HDTV and 4K/ultra HDTV offer such high-quality pictures that some people say it is better than seeing a movie in a theater. Streaming video via services such as Netflix, Hulu, and Disney+, which make movies and television programs available on demand, also called "over-the-top" (OTT), have dramatically changed how people consume filmed entertainment. In 2013, on-demand provider Netflix launched its first original programming, beginning with House of Cards, produced and directed by Hollywood star director, David Fincher. The show received three Emmy Awards. It helped established original streaming content as a serious new outlet for film and television programs and heralded a flood of new shows. In 2019, Apple+ and Disney+ were two new streaming services that made their debut, and more were on the way. In 2020, NBCUniversal/Comcast was expected to introduce an OTT service called Peacock, while WarnerMedia was preparing for the rollout of HBO Max.

Overall employment in the film industry is projected to grow through 2028, according to the Department of Labor. Film and video editors will experience much faster than average growth employment growth of 14 percent, due to the new content delivery methods for online TV and mobile devices. New York and Los Angeles will offer the most opportunities for work, and editors with experience in specialized editing software will have the advantage in the job market. Camera operators will experience 8 percent growth. For other film professionals, growth will be slower. Producers and directors will experience 5 percent employment growth through 2028, due to the public's demand for more movies and TV shows, as well as foreign audiences' increased demand for American-produced films. Media and communication equipment workers will experience growth of 3 percent.

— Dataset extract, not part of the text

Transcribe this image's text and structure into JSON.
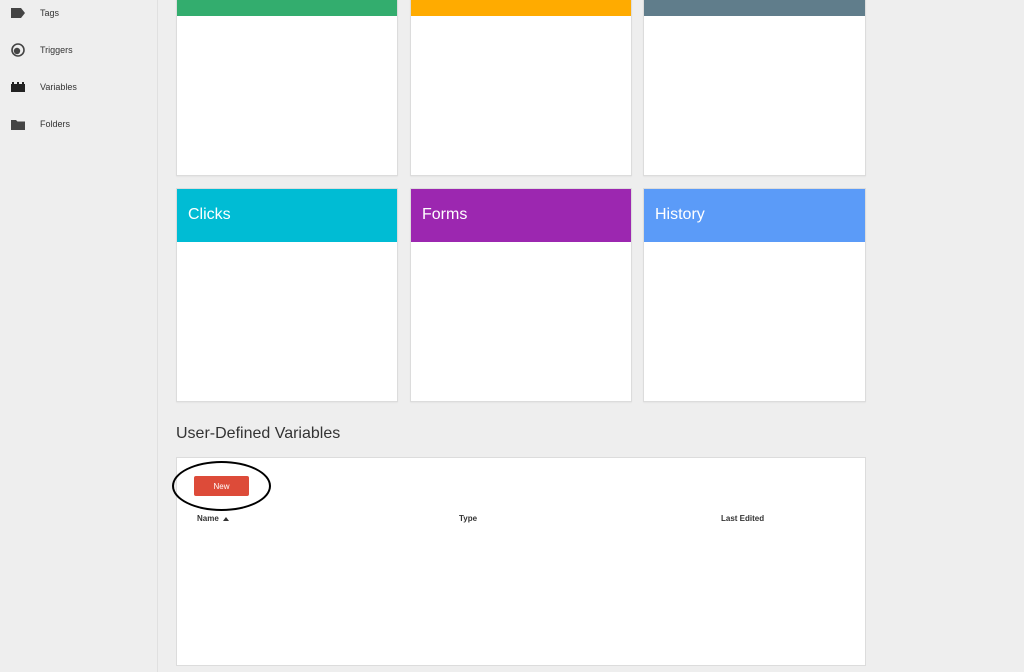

The coronavirus pandemic that began in 2020 hit the film industry hard. Movie theaters closed, and many live-action movies and shows, for both theaters and television, paused, postponed, or ceased production. The release of blockbuster and independent movies to theaters stopped, and many of those films were redirected to video-on-demand or streaming services. Warner Bros. released, Wonder Woman 1984, a sequel to its global blockbuster, Wonder Woman, through HBO Max rather than movie theaters. Talk shows adopted remote formats with hosts and guests appearing in teleconferencing platforms. Disney also relied on their streaming service to market films such as Mulan and Artemis Fowl. By late 2020, theaters were re-opening with limited seating, and many film productions resumed work. The long-term effects of the pandemic on this industry remained to be seen.

As of early 2021, only about 35 percent of the movie theaters in the U.S. were open and ticket sales were "hovering at an all-time low," according to an article in Variety magazine. The good news is that vaccines for COVID-19 rolled out in 2021 and as the pandemic becomes contained, more businesses will reopen and normal activities, such as moviegoing, might soon return. While it is still difficult to determine what the film industry will look like in the near future, big blockbusters and franchise titles that have historically bolstered Hollywood will continue in this role. 

The research group Statista predicts that there will be some annual growth in global box office revenue in 2021, as the vaccine rollout accelerates and the economy recovers. Still, the damage to global box office revenue will last through 2025. As of July 2020, the movie and video production industry in the U.S. was valued at $31 billion. There are approximately 6,481 businesses and 57,089 employees in the movie and production industry, according to IBISWorld. Slow growth is expected through 2025. Continued threats to this industry include sluggish box office sales, projected declines in physical copy sales, and digital operators that have started to enter the film production field. Revenue growth is expected to stem from strong growth in foreign distribution of movies and videos through 2025.